[UPDATE] All-female taxi service launches today

Sonja Popovic, Contributing Writer

UPDATE: The release of the app has been delayed until they register a total of 500 female drivers.  The new launch date has not been announced.

Original story as follows: 

The new livery service SheTaxis launched today, and will offer women in New York City, Westchester County and Long Island an all-female taxi service, similar to Uber and Lyft. SheTaxis, known as SheRides in New York City, was founded by Stella Mateo with the goal of providing a safe means of transportation for women who feel uncomfortable riding in cars with unknown men.

Mateo told The New York Times in an article from Sept. 7 that the company employs 50 female drivers between the ages of 21 and 70, and that she hopes to expand the service to the District of Columbia, Miami and Chicago in 2015.

GLS freshman Andrina Voegele said SheTaxis appeals to her because of the security it provides women.

“This service is a good idea because it’ll make me feel safer than riding with a strange man in the middle of the night,” Voegele said. “I like that it’s created for the safety of women.”

SheTaxis was also created with the intention of adding women to a male-dominated industry, as only  1 percent of yellow cab drivers are female.  Natalia Binnmyr, a mother who recently moved to New York from Europe with her two young children, said the new app was a good idea and similar to certain services offered overseas.

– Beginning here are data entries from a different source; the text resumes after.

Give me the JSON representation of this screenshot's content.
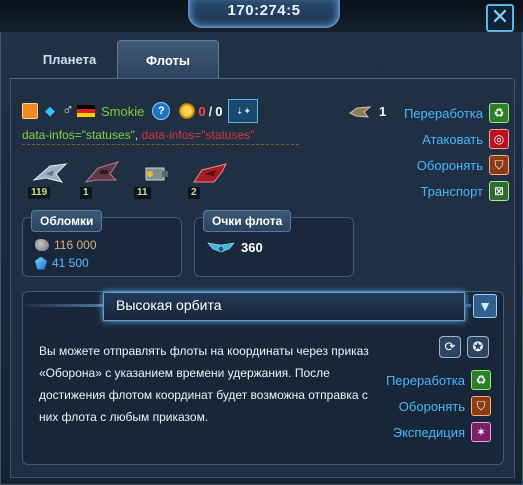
{
  "header": {
    "coords": "170:274:5",
    "close_label": "✕"
  },
  "tabs": [
    {
      "label": "Планета"
    },
    {
      "label": "Флоты"
    }
  ],
  "player": {
    "name": "Smokie",
    "help": "?",
    "count_red": "0",
    "count_sep": "/",
    "count_total": "0",
    "tech_label": "⇣✦"
  },
  "raw": {
    "part1": "data-infos=\"statuses\"",
    "comma": ", ",
    "part2": "data-infos=\"statuses\""
  },
  "ships": [
    {
      "count": "119",
      "color": "#aab7c4"
    },
    {
      "count": "1",
      "color": "#6b3b4a"
    },
    {
      "count": "11",
      "color": "#8fa7a0"
    },
    {
      "count": "2",
      "color": "#b3242c"
    }
  ],
  "probe": {
    "count": "1"
  },
  "actions_top": [
    {
      "label": "Переработка",
      "icon": "recycle-icon"
    },
    {
      "label": "Атаковать",
      "icon": "attack-icon"
    },
    {
      "label": "Оборонять",
      "icon": "shield-icon"
    },
    {
      "label": "Транспорт",
      "icon": "transport-icon"
    }
  ],
  "debris": {
    "title": "Обломки",
    "metal": "116 000",
    "crystal": "41 500"
  },
  "points": {
    "title": "Очки флота",
    "value": "360"
  },
  "orbit": {
    "title": "Высокая орбита",
    "text": "Вы можете отправлять флоты на координаты через приказ «Оборона» с указанием времени удержания. После достижения флотом координат будет возможна отправка с них флота с любым приказом."
  },
  "actions_orbit": [
    {
      "label": "Переработка",
      "icon": "recycle-icon"
    },
    {
      "label": "Оборонять",
      "icon": "shield-icon"
    },
    {
      "label": "Экспедиция",
      "icon": "expedition-icon"
    }
  ],
  "colors": {
    "accent": "#48b6ff",
    "name": "#7fcf39",
    "red": "#ff4444"
  }
}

“I like women taxi drivers,” Binnmyr said. “I feel safer, and I always had a good experience when a woman drove me. There was a service like this in Europe called Pink Taxi and people often used it for their children.” 

In an article from Sept. 8, the Wall Street Journal wrote that the service is illegal because both local and federal laws forbid businesses from turning down workers or applicants based on gender. NYU Law professor Samuel Estreicher was quoted in the article and raised doubts as to the legality of the service, arguing that it discriminates against male passengers.

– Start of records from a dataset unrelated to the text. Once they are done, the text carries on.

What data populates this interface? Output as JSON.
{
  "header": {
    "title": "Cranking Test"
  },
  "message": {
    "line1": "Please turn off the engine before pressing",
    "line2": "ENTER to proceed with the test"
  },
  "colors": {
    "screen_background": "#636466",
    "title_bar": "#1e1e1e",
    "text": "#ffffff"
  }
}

“Generally the law doesn’t recognize the customer preference as a justification for discrimination,” Estreicher said in the article. “Employers cannot assume all males will be violent sex offenders.”

LS freshman Idy Watt agreed, saying the app discriminated against men.

“I think it’s discriminatory and find it wrong that women would just assume that all male taxi drivers are dangerous for them,” Watt said.

Poly freshman Yohann Abittan said the service was justified in turning away male passengers.

“I don’t think this is a discriminatory service,” Abittan said. “It is a good idea, but it certainly signifies a problem in society. It teaches future generations that men cannot be in contact with women.”

A version of this article appeared in the Tuesday, September 16, print edition. Email Sonja Popovic at [email protected]